The group travelled to Dharamsala, India this summer in an effort to help integrate Western counseling philosophies and practices into traditional Buddhist programs at the Third Tibetan School Counselors’ Conference cum Workshop.
The 11-day trip was organized by Sachin Jain, Ph.D., assistant professor of counseling, who travels frequently to rural India. It included Darlene Groomes, Ph.D., associate professor in the Department of Human Development and Child Studies, and doctoral student Brian Wummel, from OU’s School of Education and Human Services, as well as three professors from across the United States.
“The experience amazed us,” said Dr. Groomes. “The Dalai Lama held my hand while we visited with him. There are many take aways from this experience, both personally and academically. Buddhist philosophy and culture is so fascinating, and has provided something different from any other experience I’ve shared.”
The conference is located in India because of the Tibetan government’s exile, something that affects families, culture, education and all aspects of Tibetan society, Dr. Groomes explained. “The workshop allowed us to speak with people who have found great hope and resilience through great adversity.”
The group was able to see much of this adversity first-hand, as they travelled through the poverty-stricken Indian countryside and formed bonds with exiled Tibetans.
“In U.S. culture, people see life as happiness, but in India, you learn as a child that the world is full of suffering,” Dr. Jain said. “These are extreme ends of philosophy. Whenever I take a group to rural India, all leave feeling the privilege of living in the U.S., where we have basic rights like 24-hour electricity, clean drinking water and education.”
While the caste system has been officially abolished in India, its effects and remnants can be seen everywhere, affecting education, employment, health care, poverty and more, according to Dr. Jain.
There are not many educational counseling programs available in the area, something the conference seeks to change. The OU group worked to enrich the conference with their professional expertise in a variety of topics. Their presentations included “Revisiting American Counseling Association of Ethics,” by Dr. Jain, “What is Inclusive Education and How do Strategies Assist in Adaptaion to Disability?” by Dr. Groomes, and “Forgiveness as a Goal of Therapy,” by Wummel.
The trip was made possible through the support of the university and several grants. Both Dr. Groomes and Dr. Jain plan to connect the experience to research and to share with Oakland students and faculty members.

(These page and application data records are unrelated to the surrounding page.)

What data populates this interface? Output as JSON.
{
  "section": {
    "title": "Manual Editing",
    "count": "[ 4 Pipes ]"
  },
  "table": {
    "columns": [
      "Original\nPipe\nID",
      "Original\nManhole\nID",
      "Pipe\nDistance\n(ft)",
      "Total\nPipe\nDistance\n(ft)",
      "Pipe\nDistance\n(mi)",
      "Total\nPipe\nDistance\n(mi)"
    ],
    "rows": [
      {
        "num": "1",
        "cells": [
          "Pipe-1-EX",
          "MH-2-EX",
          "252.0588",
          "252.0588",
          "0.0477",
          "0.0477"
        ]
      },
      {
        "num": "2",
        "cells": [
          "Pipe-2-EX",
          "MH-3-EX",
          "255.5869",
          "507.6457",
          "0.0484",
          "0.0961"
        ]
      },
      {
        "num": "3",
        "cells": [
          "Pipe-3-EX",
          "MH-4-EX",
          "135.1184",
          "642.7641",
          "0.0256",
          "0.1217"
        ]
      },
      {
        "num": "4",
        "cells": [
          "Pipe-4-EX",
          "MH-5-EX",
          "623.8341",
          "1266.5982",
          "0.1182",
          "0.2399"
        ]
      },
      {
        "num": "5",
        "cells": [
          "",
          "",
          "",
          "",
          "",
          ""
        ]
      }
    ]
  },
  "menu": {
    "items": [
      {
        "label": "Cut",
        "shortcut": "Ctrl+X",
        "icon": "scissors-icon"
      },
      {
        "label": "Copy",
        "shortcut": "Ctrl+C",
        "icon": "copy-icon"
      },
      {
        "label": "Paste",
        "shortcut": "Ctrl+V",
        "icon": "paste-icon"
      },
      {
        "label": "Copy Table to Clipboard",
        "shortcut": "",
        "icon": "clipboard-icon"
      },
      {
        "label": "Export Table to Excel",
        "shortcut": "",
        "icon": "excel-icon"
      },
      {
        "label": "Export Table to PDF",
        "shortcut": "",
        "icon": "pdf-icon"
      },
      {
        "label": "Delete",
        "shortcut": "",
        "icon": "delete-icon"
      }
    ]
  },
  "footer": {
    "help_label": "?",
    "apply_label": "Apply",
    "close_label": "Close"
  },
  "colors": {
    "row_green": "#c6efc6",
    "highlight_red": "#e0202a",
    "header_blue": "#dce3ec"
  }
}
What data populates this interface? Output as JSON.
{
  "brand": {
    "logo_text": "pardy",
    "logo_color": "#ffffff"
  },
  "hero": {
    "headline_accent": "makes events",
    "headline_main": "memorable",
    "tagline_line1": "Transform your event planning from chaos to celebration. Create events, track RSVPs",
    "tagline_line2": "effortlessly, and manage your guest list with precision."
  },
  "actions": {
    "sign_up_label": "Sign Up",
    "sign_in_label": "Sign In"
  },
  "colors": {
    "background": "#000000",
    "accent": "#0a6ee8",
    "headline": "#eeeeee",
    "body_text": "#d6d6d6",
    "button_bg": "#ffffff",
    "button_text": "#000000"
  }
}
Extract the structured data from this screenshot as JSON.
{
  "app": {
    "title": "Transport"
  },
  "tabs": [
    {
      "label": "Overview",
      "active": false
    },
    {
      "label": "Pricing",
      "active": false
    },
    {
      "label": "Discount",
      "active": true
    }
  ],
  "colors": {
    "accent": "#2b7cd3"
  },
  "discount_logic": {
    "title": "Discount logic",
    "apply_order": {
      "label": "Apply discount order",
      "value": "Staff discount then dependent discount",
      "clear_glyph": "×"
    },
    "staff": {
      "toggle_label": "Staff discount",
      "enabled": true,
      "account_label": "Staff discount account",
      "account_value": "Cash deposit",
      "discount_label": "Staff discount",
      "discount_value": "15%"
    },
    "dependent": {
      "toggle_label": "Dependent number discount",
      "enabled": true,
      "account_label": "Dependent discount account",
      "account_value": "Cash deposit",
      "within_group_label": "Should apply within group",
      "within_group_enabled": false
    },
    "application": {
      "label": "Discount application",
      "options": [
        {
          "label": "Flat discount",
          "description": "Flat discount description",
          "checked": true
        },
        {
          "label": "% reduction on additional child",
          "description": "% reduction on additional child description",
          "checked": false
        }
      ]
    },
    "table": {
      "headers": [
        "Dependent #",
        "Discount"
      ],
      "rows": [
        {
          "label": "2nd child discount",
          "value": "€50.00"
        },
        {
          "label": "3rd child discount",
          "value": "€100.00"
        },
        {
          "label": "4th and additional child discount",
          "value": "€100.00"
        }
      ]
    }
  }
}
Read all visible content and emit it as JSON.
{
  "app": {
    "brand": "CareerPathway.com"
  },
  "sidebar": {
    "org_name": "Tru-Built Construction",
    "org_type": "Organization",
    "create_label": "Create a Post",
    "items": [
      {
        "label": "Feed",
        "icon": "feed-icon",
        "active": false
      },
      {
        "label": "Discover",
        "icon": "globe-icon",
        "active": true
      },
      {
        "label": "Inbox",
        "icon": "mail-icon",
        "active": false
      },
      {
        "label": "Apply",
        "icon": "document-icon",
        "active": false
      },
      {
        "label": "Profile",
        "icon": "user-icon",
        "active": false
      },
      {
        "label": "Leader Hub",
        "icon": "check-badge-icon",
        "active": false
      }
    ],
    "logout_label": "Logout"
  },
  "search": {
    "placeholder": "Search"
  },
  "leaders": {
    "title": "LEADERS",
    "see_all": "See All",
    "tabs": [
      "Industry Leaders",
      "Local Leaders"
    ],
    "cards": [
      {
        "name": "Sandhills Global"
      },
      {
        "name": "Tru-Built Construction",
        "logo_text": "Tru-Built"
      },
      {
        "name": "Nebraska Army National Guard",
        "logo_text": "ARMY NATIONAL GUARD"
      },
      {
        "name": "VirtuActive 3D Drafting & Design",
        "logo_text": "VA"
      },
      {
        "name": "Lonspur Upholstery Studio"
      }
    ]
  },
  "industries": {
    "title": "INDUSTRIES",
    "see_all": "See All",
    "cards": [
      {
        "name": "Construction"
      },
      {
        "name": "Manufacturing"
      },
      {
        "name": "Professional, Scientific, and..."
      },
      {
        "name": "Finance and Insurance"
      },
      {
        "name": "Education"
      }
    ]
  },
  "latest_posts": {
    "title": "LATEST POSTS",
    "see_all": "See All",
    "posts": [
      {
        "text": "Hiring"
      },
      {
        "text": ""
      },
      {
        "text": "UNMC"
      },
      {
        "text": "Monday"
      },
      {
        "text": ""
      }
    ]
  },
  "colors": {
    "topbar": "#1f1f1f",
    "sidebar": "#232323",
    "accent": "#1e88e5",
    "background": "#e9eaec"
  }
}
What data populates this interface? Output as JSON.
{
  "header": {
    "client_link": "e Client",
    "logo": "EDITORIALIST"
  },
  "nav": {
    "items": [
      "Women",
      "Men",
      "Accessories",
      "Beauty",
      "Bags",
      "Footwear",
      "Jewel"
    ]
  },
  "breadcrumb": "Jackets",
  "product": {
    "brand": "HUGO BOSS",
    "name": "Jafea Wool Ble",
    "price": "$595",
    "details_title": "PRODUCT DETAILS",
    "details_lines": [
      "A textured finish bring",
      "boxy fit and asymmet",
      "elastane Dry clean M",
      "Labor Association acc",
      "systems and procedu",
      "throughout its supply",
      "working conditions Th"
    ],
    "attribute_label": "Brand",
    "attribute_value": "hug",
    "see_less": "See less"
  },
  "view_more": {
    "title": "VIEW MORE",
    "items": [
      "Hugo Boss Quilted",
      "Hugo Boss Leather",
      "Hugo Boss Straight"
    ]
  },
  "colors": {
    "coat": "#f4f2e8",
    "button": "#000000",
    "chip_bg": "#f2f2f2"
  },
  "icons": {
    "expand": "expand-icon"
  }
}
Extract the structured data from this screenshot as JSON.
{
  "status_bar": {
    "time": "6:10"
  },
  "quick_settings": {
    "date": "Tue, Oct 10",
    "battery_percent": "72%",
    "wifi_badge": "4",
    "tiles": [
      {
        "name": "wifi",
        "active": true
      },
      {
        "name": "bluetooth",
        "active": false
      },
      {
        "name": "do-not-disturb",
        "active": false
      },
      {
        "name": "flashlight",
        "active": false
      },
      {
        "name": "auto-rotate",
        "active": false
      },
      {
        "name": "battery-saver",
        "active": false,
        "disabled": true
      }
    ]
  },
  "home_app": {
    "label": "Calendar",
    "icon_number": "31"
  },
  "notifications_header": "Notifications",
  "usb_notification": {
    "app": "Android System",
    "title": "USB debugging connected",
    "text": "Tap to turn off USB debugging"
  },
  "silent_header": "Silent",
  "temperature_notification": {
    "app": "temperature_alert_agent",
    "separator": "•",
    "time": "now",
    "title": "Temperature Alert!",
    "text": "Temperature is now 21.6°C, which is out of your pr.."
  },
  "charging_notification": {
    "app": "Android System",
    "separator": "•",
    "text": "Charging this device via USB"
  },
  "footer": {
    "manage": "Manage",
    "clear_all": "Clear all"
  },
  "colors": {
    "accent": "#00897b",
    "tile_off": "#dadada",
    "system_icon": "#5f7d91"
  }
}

“I feel very indebted for this experience,” Dr. Groomes said. “I have come away with many new perspectives and was able to see things I would never see otherwise. It is important to always seek new experiences and cultures. I think openness and trust go a long way to make connections with people from different places.”
For more information about Oakland’s SEHS, view the website at oakland.edu/sehs